He also took time to examine the big picture and figure out how he wanted his career to serve his life goals.

"The one nice thing was, by being forced to slow down and take a second, is I realized that when you play so much, it gets really intense and that begins to feel normal," he said. "But it's important to take some time and goof off, give yourself some breathing space. I like to remind myself of that now when the world starts getting busy again."

That didn't mean Gummersall found life as a homebody entirely agreeable. The other major realization he experienced was that he couldn't wait to start performing again.

"I love playing music for live crowds, and if I'm not doing that, I go a little bit crazy," he said. "It affirmed that's what I'm here to do."

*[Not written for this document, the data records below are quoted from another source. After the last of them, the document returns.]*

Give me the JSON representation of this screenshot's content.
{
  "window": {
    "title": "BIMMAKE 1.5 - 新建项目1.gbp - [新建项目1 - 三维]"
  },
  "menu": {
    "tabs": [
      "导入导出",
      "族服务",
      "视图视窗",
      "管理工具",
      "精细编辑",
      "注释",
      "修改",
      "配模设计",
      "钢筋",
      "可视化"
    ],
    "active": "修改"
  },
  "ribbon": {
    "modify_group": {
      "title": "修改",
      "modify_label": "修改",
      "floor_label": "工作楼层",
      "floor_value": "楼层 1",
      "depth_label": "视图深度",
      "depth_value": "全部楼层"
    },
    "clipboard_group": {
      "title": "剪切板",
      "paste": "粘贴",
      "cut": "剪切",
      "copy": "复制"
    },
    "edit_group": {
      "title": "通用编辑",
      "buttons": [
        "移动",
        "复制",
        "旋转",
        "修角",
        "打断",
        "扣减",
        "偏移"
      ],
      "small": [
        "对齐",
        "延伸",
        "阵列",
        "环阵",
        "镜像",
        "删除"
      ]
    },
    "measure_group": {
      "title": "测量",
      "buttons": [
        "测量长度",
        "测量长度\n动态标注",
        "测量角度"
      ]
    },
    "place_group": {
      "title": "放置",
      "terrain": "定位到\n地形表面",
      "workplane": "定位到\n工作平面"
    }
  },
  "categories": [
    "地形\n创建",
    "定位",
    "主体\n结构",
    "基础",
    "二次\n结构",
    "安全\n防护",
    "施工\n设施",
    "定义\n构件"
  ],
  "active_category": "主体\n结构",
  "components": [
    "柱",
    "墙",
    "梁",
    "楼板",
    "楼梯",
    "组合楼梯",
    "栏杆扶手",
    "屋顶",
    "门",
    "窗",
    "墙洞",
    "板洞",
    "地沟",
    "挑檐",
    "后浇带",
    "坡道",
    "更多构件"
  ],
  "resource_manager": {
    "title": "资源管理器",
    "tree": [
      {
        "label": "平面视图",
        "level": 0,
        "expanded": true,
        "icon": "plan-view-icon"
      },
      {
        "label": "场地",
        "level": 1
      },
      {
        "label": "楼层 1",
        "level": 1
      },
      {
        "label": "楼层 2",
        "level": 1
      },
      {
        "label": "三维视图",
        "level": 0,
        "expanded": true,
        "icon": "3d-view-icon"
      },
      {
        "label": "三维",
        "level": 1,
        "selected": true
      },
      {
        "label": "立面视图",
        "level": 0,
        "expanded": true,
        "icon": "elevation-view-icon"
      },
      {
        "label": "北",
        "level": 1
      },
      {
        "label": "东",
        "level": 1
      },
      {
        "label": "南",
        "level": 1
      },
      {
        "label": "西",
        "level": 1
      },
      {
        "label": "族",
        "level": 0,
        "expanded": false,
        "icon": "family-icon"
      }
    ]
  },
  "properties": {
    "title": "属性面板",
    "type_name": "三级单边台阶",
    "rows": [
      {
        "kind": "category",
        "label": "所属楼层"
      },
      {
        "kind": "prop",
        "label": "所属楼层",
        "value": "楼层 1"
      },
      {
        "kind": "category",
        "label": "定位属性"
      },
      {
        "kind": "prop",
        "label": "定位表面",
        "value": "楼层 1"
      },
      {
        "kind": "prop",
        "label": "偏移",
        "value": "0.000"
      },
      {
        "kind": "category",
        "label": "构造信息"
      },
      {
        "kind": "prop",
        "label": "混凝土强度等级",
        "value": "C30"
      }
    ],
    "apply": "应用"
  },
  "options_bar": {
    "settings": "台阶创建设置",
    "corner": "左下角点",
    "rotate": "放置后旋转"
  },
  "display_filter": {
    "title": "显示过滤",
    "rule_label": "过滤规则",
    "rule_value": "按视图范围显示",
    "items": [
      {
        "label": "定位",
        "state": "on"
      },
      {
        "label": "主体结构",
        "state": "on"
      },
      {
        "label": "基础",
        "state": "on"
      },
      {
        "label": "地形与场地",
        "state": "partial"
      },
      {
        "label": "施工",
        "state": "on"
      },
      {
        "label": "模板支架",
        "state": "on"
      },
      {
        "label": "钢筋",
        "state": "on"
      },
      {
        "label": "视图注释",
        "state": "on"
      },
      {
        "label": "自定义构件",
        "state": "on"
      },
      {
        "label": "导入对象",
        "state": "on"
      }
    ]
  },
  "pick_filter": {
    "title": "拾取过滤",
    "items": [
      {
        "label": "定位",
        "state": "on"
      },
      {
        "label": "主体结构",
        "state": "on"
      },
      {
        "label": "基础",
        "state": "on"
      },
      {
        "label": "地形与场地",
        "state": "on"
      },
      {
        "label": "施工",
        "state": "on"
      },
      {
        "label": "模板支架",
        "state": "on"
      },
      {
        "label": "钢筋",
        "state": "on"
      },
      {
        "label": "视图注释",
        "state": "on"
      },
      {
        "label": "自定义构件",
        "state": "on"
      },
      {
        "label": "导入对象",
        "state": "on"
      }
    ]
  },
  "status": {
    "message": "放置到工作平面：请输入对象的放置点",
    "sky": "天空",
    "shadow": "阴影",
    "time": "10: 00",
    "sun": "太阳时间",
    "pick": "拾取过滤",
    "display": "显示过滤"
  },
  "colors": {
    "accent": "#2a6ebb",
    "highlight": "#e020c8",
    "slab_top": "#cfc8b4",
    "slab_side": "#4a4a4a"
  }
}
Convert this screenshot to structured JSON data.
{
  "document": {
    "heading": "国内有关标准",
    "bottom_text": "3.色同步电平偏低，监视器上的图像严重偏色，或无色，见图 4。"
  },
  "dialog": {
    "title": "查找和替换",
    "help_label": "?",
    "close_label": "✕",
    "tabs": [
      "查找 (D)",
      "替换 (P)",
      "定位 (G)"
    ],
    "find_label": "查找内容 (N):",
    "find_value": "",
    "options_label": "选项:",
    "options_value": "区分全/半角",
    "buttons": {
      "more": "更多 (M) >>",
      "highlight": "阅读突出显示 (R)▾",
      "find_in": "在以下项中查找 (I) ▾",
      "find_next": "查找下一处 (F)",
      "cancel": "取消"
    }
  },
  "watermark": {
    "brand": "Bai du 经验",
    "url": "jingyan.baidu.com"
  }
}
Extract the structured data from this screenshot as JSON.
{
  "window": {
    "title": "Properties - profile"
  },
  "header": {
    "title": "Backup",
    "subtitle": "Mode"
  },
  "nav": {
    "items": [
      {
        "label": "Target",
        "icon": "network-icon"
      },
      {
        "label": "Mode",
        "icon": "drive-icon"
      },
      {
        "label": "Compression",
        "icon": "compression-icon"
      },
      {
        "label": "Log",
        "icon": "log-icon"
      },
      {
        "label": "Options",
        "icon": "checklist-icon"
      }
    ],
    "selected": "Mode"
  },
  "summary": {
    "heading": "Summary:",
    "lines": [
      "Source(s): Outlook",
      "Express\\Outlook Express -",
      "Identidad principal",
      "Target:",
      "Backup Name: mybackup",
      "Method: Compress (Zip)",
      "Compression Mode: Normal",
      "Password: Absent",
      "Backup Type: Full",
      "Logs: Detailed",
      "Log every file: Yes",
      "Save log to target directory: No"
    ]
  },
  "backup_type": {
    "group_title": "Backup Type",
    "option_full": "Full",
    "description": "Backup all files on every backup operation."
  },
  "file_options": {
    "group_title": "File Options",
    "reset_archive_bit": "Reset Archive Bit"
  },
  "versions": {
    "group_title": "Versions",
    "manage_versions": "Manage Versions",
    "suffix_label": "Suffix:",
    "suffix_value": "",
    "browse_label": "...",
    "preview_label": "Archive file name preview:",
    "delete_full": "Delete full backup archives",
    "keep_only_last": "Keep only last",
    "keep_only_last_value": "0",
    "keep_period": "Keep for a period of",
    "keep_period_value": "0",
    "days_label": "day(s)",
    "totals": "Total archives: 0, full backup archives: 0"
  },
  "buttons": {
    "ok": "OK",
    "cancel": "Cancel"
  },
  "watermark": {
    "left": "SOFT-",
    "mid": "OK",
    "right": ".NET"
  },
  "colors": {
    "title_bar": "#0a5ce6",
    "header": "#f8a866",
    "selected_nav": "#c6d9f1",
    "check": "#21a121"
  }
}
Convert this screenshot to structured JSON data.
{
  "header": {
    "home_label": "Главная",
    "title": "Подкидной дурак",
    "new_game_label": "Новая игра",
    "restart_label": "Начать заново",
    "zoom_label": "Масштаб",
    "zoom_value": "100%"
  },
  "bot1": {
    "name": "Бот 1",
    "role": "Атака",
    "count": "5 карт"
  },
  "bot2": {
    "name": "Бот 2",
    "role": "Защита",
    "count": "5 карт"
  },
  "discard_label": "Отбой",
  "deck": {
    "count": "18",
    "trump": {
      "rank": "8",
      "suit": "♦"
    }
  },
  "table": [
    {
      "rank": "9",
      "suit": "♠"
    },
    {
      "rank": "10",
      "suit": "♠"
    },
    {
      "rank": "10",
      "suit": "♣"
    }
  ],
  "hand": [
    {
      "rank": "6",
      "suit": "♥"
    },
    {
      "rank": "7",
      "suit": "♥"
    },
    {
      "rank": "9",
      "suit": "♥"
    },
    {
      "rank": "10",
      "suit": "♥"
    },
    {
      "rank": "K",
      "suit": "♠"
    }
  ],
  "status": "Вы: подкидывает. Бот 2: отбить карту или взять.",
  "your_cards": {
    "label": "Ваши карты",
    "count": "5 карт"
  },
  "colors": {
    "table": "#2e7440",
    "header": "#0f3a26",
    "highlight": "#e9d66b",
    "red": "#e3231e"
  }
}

A subsequent move to Prescott, Arizona, in October 2021 allowed Gummersall to return to his Western roots while living in another state with a strong country music infrastructure where he can make a living. This will be Gummersall's first show in the Durango area since moving to Arizona, and he said he is looking forward to seeing some friendly faces.

Gummersall will perform at 3 p.m. Saturday, Aug. 27, at the Tico Time River Resort, ¼ mile south of the Colorado border on the east side of U.S. Highway 550. Call 970-903-0681 or visit ticotimecountryfest.com for ticket information.

Mike Easterling can be reached at 505-564-4610 or measterling@daily-times.com. Support local journalism with a digital subscription: http://bit.ly/2I6TU0e.